A two year-long campaign from both sides culminates on September 18 when Scotland’s people vote whether they wish to remain part of the United Kingdom. If the “Yes” campaign wins, then Scotland will secede for the first time since joining the Union in 1707. If the “No” campaign wins, British Prime Minister David Cameron will still face scrutiny from rival politicians over how the vote got to be so close.
Here’s what you need to know:
1. The Voting Ends at 10 P.M. Scottish Time
That’s 5 p.m. Eastern time. Since the wee morning hours, thousands of voters have been turning out and lining up on the streets of Scottish cities and towns. A record turn-out is expected. Among the electorate for the first time are voters of ages 16 and 17. For the referendum, 97 percent of the population of Scotland are registered to vote. Around 80% of those are expected to cast their ballot. Meanwhile, English people, many of whom have campaigned passionately for a ‘No’ vote, can just sit back and watch.
2. Results Will Be in Tomorrow Around 7 A.M. Scottish Time
Initial results in the voting are expected around 7 a.m. Scottish time, or 2 a.m. Eastern time. Opinion polls are close, disputed and inconsistent. The day before the vote, the “Yes” vote was slightly ahead in the polling.
3. If ‘Yes’ Wins, Alex Salmond Will Be the Scottish Prime Minister
As the Scottish first minister, and leader of the Scottish National Party, Alex Salmond, will be the leader of a new and independent Scotland. Even if a “No” vote prevails, Salmond has said that he will not step down as leader of the SNP.
4. Salmond Wants to Evict Nuclear Submarines
According to the “Yes” campaign website, if independence is won, over a 10-year period Scotland will develop its own army. The same article adds:
There is a general consensus in Scotland against the presence of nuclear weapons here because they are immoral, they are incredibly expensive and almost useless in terms of protecting us against the most significant threats to our national security.
It would leave David Cameron with a problem about where to store the nuclear weaponry because, according to Stars and Stripes:
Britain has no existing infrastructure capable of meeting the security requirements for hosting nuclear warheads and the submarines that can fire them except for the Scottish base in Faslane, experts say.
5. Andy Murray Has Come Out for a ‘Yes’ Vote
Huge day for Scotland today! no campaign negativity last few days totally swayed my view on it. excited to see the outcome. lets do this!
— Andy Murray (@andy_murray) September 18, 2014
Unlike many Scottish celebrities, tennis star Andy Murray is pulling for a “Yes” vote.
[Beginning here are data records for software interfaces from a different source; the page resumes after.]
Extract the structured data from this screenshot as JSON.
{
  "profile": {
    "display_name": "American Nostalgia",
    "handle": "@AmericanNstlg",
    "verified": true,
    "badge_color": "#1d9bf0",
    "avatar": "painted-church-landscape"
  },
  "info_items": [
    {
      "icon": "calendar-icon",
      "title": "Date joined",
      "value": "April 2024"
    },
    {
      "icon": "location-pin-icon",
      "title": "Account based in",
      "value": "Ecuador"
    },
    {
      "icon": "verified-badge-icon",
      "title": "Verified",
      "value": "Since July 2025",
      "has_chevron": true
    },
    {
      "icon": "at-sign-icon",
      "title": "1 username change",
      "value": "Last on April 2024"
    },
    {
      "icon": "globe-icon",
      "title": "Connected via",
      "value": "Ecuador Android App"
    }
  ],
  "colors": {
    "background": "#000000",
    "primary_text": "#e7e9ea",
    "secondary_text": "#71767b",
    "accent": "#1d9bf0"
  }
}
He joins others such as actors Sean Connery and Brian Cox in wanting Scotland to become independent. Whereas others, such as former premier Gordon Brown and Manchester United legend Sir Alex Ferguson, are pulling for the “No” ticket.